What do the digits in the number fifteen add up to? How many other numbers have digits with the same total but no zeros?
Lolla bought a balloon at the circus. She gave the clown six coins to pay for it. What could Lolla have paid for the balloon?
How could you put eight beanbags in the hoops so that there are four in the blue hoop, five in the red and six in the yellow? Can you find all the ways of doing this?
A group of children are using measuring cylinders but they lose the labels. Can you help relabel them?
Suppose there is a train with 24 carriages which are going to be put together to make up some new trains. Can you find all the ways that this can be done?
Can you put plus signs in so this is true? 1 2 3 4 5 6 7 8 9 = 99 How many ways can you do it?

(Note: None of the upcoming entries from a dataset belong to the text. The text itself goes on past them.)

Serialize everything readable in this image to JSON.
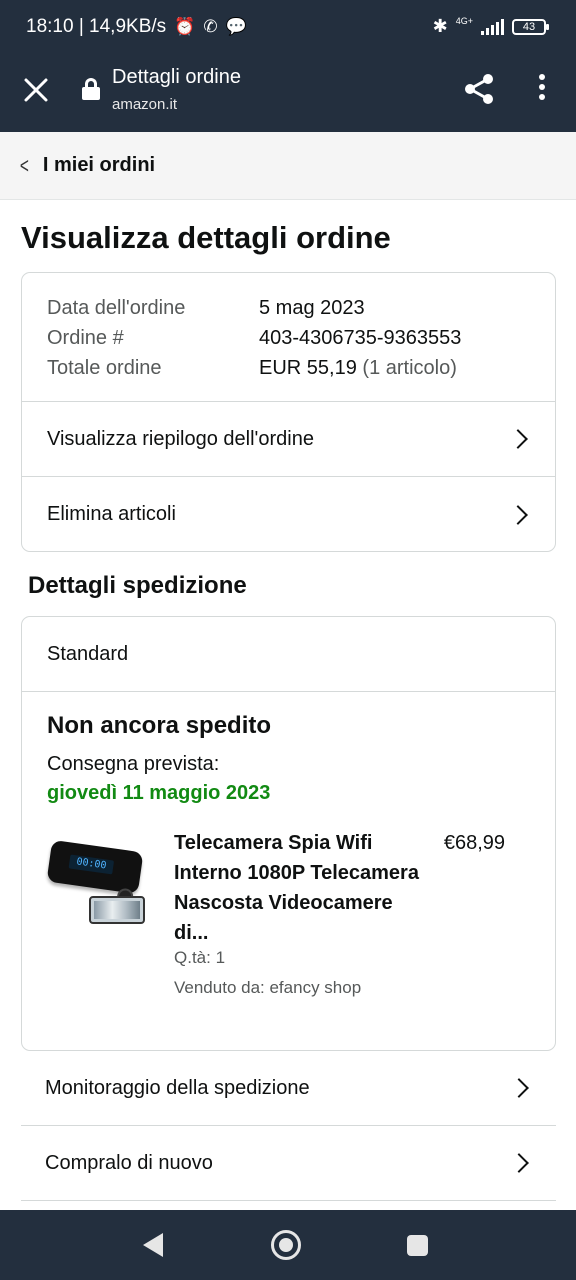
{
  "status_bar": {
    "time_speed": "18:10 | 14,9KB/s",
    "network": "4G+",
    "battery": "43"
  },
  "browser": {
    "title": "Dettagli ordine",
    "url": "amazon.it",
    "icons": [
      "close-icon",
      "lock-icon",
      "share-icon",
      "more-vert-icon"
    ]
  },
  "breadcrumb": {
    "label": "I miei ordini"
  },
  "page": {
    "title": "Visualizza dettagli ordine"
  },
  "order": {
    "date_label": "Data dell'ordine",
    "date_value": "5 mag 2023",
    "number_label": "Ordine #",
    "number_value": "403-4306735-9363553",
    "total_label": "Totale ordine",
    "total_value": "EUR 55,19",
    "total_items": "(1 articolo)",
    "links": {
      "summary": "Visualizza riepilogo dell'ordine",
      "delete": "Elimina articoli"
    }
  },
  "shipping": {
    "section_title": "Dettagli spedizione",
    "method": "Standard",
    "status_title": "Non ancora spedito",
    "delivery_label": "Consegna prevista:",
    "delivery_date": "giovedì 11 maggio 2023",
    "delivery_date_color": "#128a13",
    "product": {
      "title": "Telecamera Spia Wifi Interno 1080P Telecamera Nascosta Videocamere di...",
      "price": "€68,99",
      "qty": "Q.tà: 1",
      "seller": "Venduto da: efancy shop",
      "clock_display": "00:00"
    }
  },
  "actions": {
    "track": "Monitoraggio della spedizione",
    "buy_again": "Compralo di nuovo"
  },
  "colors": {
    "header_bg": "#232f3e",
    "text": "#0f1111",
    "muted": "#565959"
  }
}
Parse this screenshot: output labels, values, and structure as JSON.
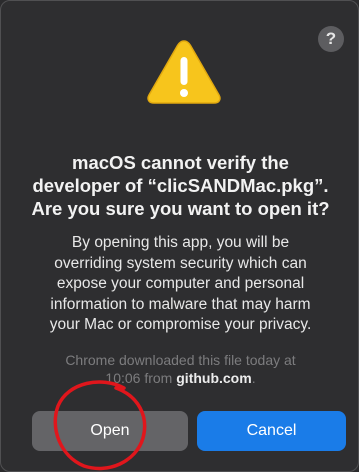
{
  "dialog": {
    "help_label": "?",
    "icon": "warning-triangle-icon",
    "title_lines": [
      "macOS cannot verify the",
      "developer of “clicSANDMac.pkg”.",
      "Are you sure you want to open it?"
    ],
    "body_lines": [
      "By opening this app, you will be",
      "overriding system security which can",
      "expose your computer and personal",
      "information to malware that may harm",
      "your Mac or compromise your privacy."
    ],
    "source_line1": "Chrome downloaded this file today at",
    "source_time": "10:06 from ",
    "source_domain": "github.com",
    "source_end": ".",
    "open_label": "Open",
    "cancel_label": "Cancel"
  },
  "colors": {
    "accent": "#1a7ce8",
    "warning": "#f7c51c",
    "annotation": "#e0161c"
  }
}
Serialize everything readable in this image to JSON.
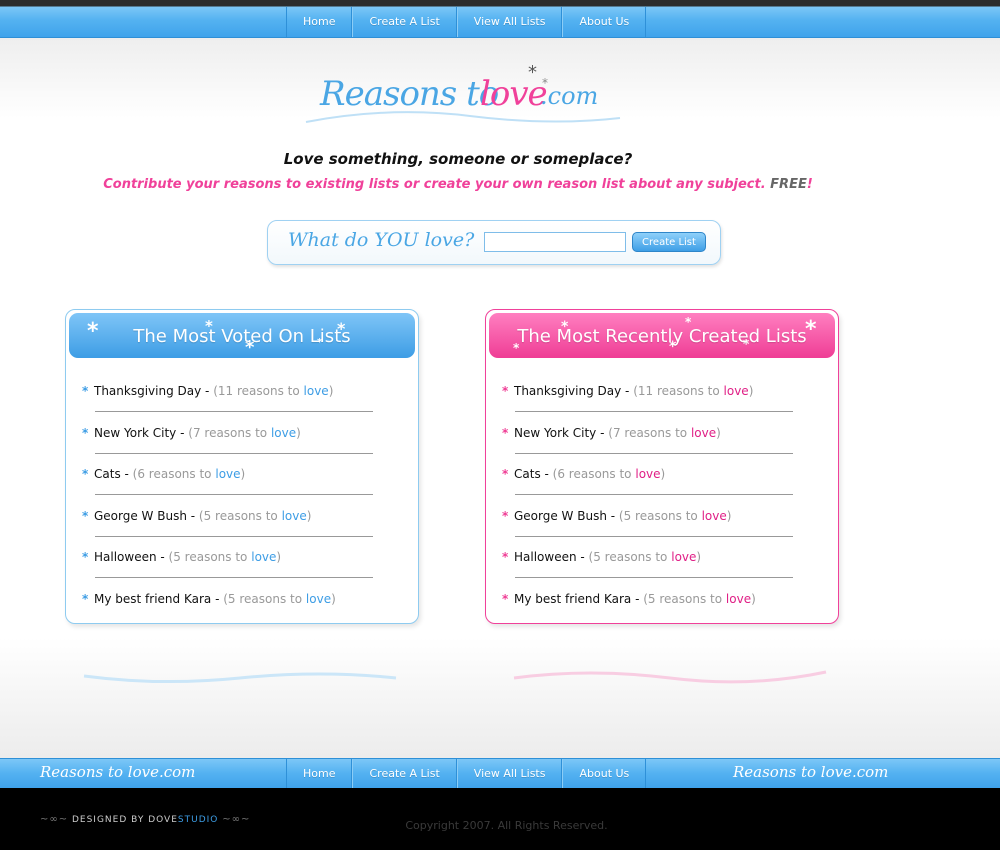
{
  "nav": {
    "items": [
      "Home",
      "Create A List",
      "View All Lists",
      "About Us"
    ]
  },
  "logo": {
    "part1": "Reasons to",
    "part2": "love",
    "part3": ".com"
  },
  "headline": "Love something, someone or someplace?",
  "subline": {
    "text": "Contribute your reasons to existing lists or create your own reason list about any subject.",
    "free": "FREE",
    "bang": "!"
  },
  "search": {
    "prompt": "What do YOU love?",
    "value": "",
    "placeholder": "",
    "button_label": "Create List"
  },
  "most_voted": {
    "title": "The Most Voted On Lists",
    "items": [
      {
        "name": "Thanksgiving Day",
        "count_text": "11 reasons to",
        "love": "love"
      },
      {
        "name": "New York City",
        "count_text": "7 reasons to",
        "love": "love"
      },
      {
        "name": "Cats",
        "count_text": "6 reasons to",
        "love": "love"
      },
      {
        "name": "George W Bush",
        "count_text": "5 reasons to",
        "love": "love"
      },
      {
        "name": "Halloween",
        "count_text": "5 reasons to",
        "love": "love"
      },
      {
        "name": "My best friend Kara",
        "count_text": "5 reasons to",
        "love": "love"
      }
    ]
  },
  "most_recent": {
    "title": "The Most Recently Created Lists",
    "items": [
      {
        "name": "Thanksgiving Day",
        "count_text": "11 reasons to",
        "love": "love"
      },
      {
        "name": "New York City",
        "count_text": "7 reasons to",
        "love": "love"
      },
      {
        "name": "Cats",
        "count_text": "6 reasons to",
        "love": "love"
      },
      {
        "name": "George W Bush",
        "count_text": "5 reasons to",
        "love": "love"
      },
      {
        "name": "Halloween",
        "count_text": "5 reasons to",
        "love": "love"
      },
      {
        "name": "My best friend Kara",
        "count_text": "5 reasons to",
        "love": "love"
      }
    ]
  },
  "footer": {
    "brand": "Reasons to love.com",
    "designed_by": "DESIGNED BY",
    "studio_a": "DOVE",
    "studio_b": "STUDIO",
    "copyright": "Copyright 2007. All Rights Reserved."
  },
  "colors": {
    "blue": "#3d9de5",
    "pink": "#ef3d95"
  }
}
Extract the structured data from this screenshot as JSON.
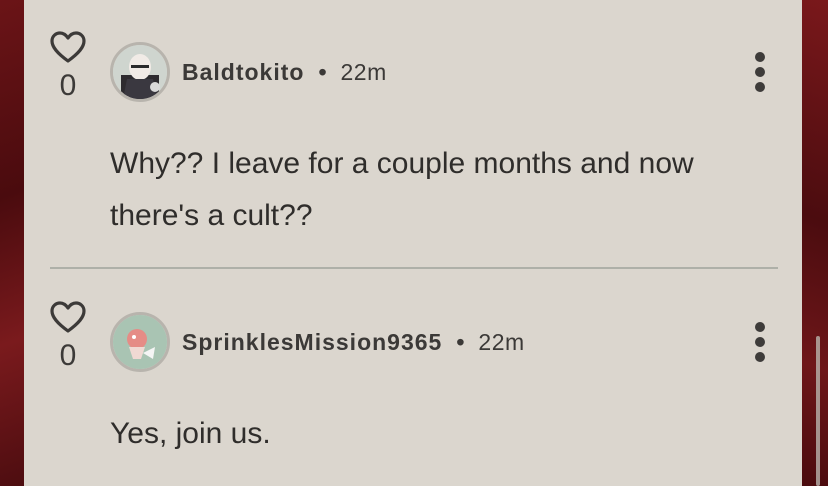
{
  "comments": [
    {
      "username": "Baldtokito",
      "separator": "•",
      "time": "22m",
      "votes": "0",
      "body": "Why?? I leave for a couple months and now there's a cult??",
      "avatar_color": "#c9cfc9"
    },
    {
      "username": "SprinklesMission9365",
      "separator": "•",
      "time": "22m",
      "votes": "0",
      "body": "Yes, join us.",
      "avatar_color": "#a9c4b3"
    }
  ],
  "colors": {
    "panel": "#dbd6ce",
    "background": "#5a0f12",
    "text": "#2f2d2b",
    "divider": "#aeb0a8"
  },
  "icons": [
    "heart-icon",
    "more-options-icon"
  ]
}
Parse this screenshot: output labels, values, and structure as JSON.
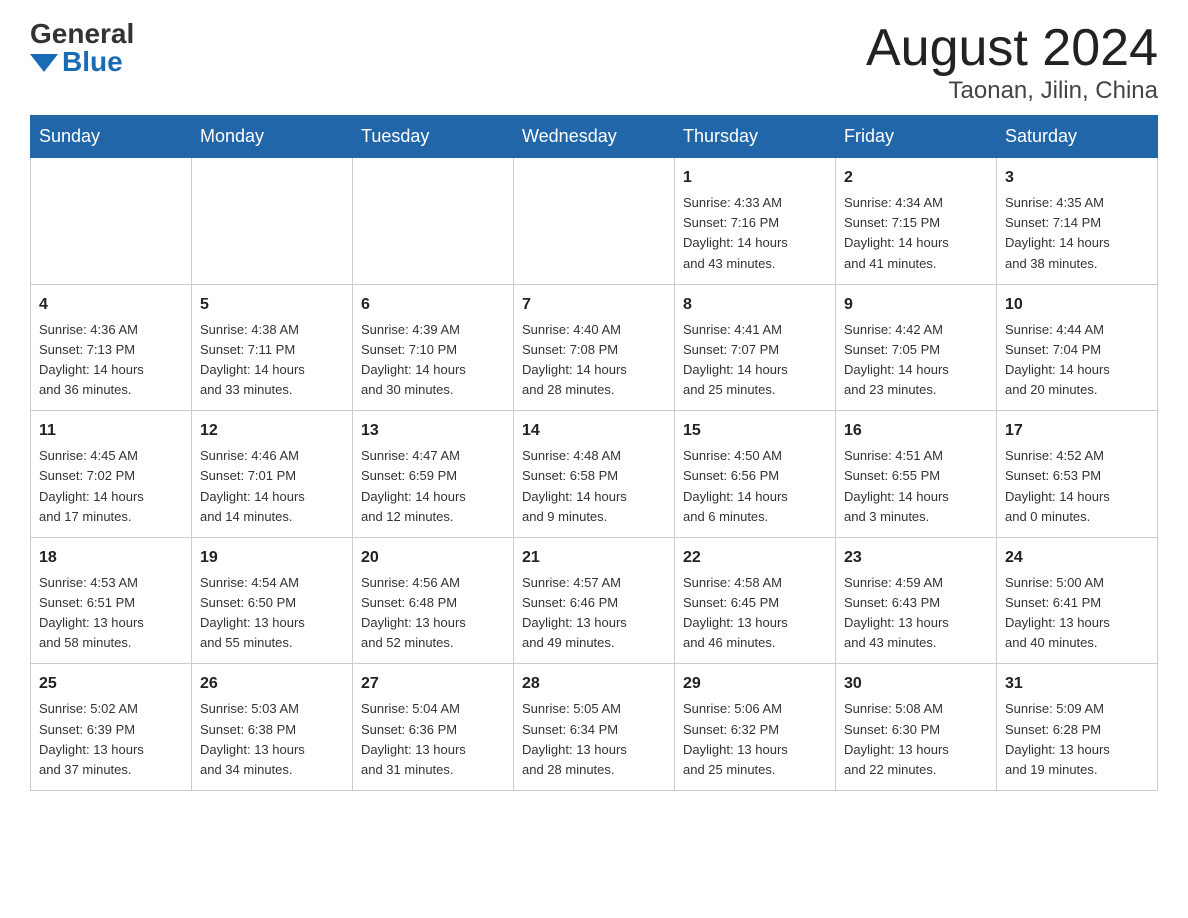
{
  "logo": {
    "general": "General",
    "blue": "Blue"
  },
  "title": {
    "month": "August 2024",
    "location": "Taonan, Jilin, China"
  },
  "weekdays": [
    "Sunday",
    "Monday",
    "Tuesday",
    "Wednesday",
    "Thursday",
    "Friday",
    "Saturday"
  ],
  "weeks": [
    [
      {
        "day": "",
        "info": ""
      },
      {
        "day": "",
        "info": ""
      },
      {
        "day": "",
        "info": ""
      },
      {
        "day": "",
        "info": ""
      },
      {
        "day": "1",
        "info": "Sunrise: 4:33 AM\nSunset: 7:16 PM\nDaylight: 14 hours\nand 43 minutes."
      },
      {
        "day": "2",
        "info": "Sunrise: 4:34 AM\nSunset: 7:15 PM\nDaylight: 14 hours\nand 41 minutes."
      },
      {
        "day": "3",
        "info": "Sunrise: 4:35 AM\nSunset: 7:14 PM\nDaylight: 14 hours\nand 38 minutes."
      }
    ],
    [
      {
        "day": "4",
        "info": "Sunrise: 4:36 AM\nSunset: 7:13 PM\nDaylight: 14 hours\nand 36 minutes."
      },
      {
        "day": "5",
        "info": "Sunrise: 4:38 AM\nSunset: 7:11 PM\nDaylight: 14 hours\nand 33 minutes."
      },
      {
        "day": "6",
        "info": "Sunrise: 4:39 AM\nSunset: 7:10 PM\nDaylight: 14 hours\nand 30 minutes."
      },
      {
        "day": "7",
        "info": "Sunrise: 4:40 AM\nSunset: 7:08 PM\nDaylight: 14 hours\nand 28 minutes."
      },
      {
        "day": "8",
        "info": "Sunrise: 4:41 AM\nSunset: 7:07 PM\nDaylight: 14 hours\nand 25 minutes."
      },
      {
        "day": "9",
        "info": "Sunrise: 4:42 AM\nSunset: 7:05 PM\nDaylight: 14 hours\nand 23 minutes."
      },
      {
        "day": "10",
        "info": "Sunrise: 4:44 AM\nSunset: 7:04 PM\nDaylight: 14 hours\nand 20 minutes."
      }
    ],
    [
      {
        "day": "11",
        "info": "Sunrise: 4:45 AM\nSunset: 7:02 PM\nDaylight: 14 hours\nand 17 minutes."
      },
      {
        "day": "12",
        "info": "Sunrise: 4:46 AM\nSunset: 7:01 PM\nDaylight: 14 hours\nand 14 minutes."
      },
      {
        "day": "13",
        "info": "Sunrise: 4:47 AM\nSunset: 6:59 PM\nDaylight: 14 hours\nand 12 minutes."
      },
      {
        "day": "14",
        "info": "Sunrise: 4:48 AM\nSunset: 6:58 PM\nDaylight: 14 hours\nand 9 minutes."
      },
      {
        "day": "15",
        "info": "Sunrise: 4:50 AM\nSunset: 6:56 PM\nDaylight: 14 hours\nand 6 minutes."
      },
      {
        "day": "16",
        "info": "Sunrise: 4:51 AM\nSunset: 6:55 PM\nDaylight: 14 hours\nand 3 minutes."
      },
      {
        "day": "17",
        "info": "Sunrise: 4:52 AM\nSunset: 6:53 PM\nDaylight: 14 hours\nand 0 minutes."
      }
    ],
    [
      {
        "day": "18",
        "info": "Sunrise: 4:53 AM\nSunset: 6:51 PM\nDaylight: 13 hours\nand 58 minutes."
      },
      {
        "day": "19",
        "info": "Sunrise: 4:54 AM\nSunset: 6:50 PM\nDaylight: 13 hours\nand 55 minutes."
      },
      {
        "day": "20",
        "info": "Sunrise: 4:56 AM\nSunset: 6:48 PM\nDaylight: 13 hours\nand 52 minutes."
      },
      {
        "day": "21",
        "info": "Sunrise: 4:57 AM\nSunset: 6:46 PM\nDaylight: 13 hours\nand 49 minutes."
      },
      {
        "day": "22",
        "info": "Sunrise: 4:58 AM\nSunset: 6:45 PM\nDaylight: 13 hours\nand 46 minutes."
      },
      {
        "day": "23",
        "info": "Sunrise: 4:59 AM\nSunset: 6:43 PM\nDaylight: 13 hours\nand 43 minutes."
      },
      {
        "day": "24",
        "info": "Sunrise: 5:00 AM\nSunset: 6:41 PM\nDaylight: 13 hours\nand 40 minutes."
      }
    ],
    [
      {
        "day": "25",
        "info": "Sunrise: 5:02 AM\nSunset: 6:39 PM\nDaylight: 13 hours\nand 37 minutes."
      },
      {
        "day": "26",
        "info": "Sunrise: 5:03 AM\nSunset: 6:38 PM\nDaylight: 13 hours\nand 34 minutes."
      },
      {
        "day": "27",
        "info": "Sunrise: 5:04 AM\nSunset: 6:36 PM\nDaylight: 13 hours\nand 31 minutes."
      },
      {
        "day": "28",
        "info": "Sunrise: 5:05 AM\nSunset: 6:34 PM\nDaylight: 13 hours\nand 28 minutes."
      },
      {
        "day": "29",
        "info": "Sunrise: 5:06 AM\nSunset: 6:32 PM\nDaylight: 13 hours\nand 25 minutes."
      },
      {
        "day": "30",
        "info": "Sunrise: 5:08 AM\nSunset: 6:30 PM\nDaylight: 13 hours\nand 22 minutes."
      },
      {
        "day": "31",
        "info": "Sunrise: 5:09 AM\nSunset: 6:28 PM\nDaylight: 13 hours\nand 19 minutes."
      }
    ]
  ]
}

This task, written for the National Young Mathematicians' Award 2016, invites you to explore the different combinations of scores that you might get on these dart boards.
There are 78 prisoners in a square cell block of twelve cells. The clever prison warder arranged them so there were 25 along each wall of the prison block. How did he do it?
Place six toy ladybirds into the box so that there are two ladybirds in every column and every row.
You have 5 darts and your target score is 44. How many different ways could you score 44?
Winifred Wytsh bought a box each of jelly babies, milk jelly bears, yellow jelly bees and jelly belly beans. In how many different ways could she make a jolly jelly feast with 32 legs?
Place this "worm" on the 100 square and find the total of the four squares it covers. Keeping its head in the same place, what other totals can you make?
What do you notice about the date 03.06.09? Or 08.01.09? This challenge invites you to investigate some interesting dates yourself.
Three children are going to buy some plants for their birthdays. They will plant them within circular paths. How could they do this?
Ten cards are put into five envelopes so that there are two cards in each envelope. The sum of the numbers inside it is written on each envelope. What numbers could be inside the envelopes?
This task, written for the National Young Mathematicians' Award 2016, focuses on 'open squares'. What would the next five open squares look like?
Five numbers added together in pairs produce: 0, 2, 4, 4, 6, 8, 9, 11, 13, 15 What are the five numbers?
Delight your friends with this cunning trick! Can you explain how it works?
In this game, you can add, subtract, multiply or divide the numbers on the dice. Which will you do so that you get to the end of the number line first?
This challenge focuses on finding the sum and difference of pairs of two-digit numbers.
Use your logical-thinking skills to deduce how much Dan's crisps and ice-cream cost altogether.
Find the sum and difference between a pair of two-digit numbers. Now find the sum and difference between the sum and difference! What happens?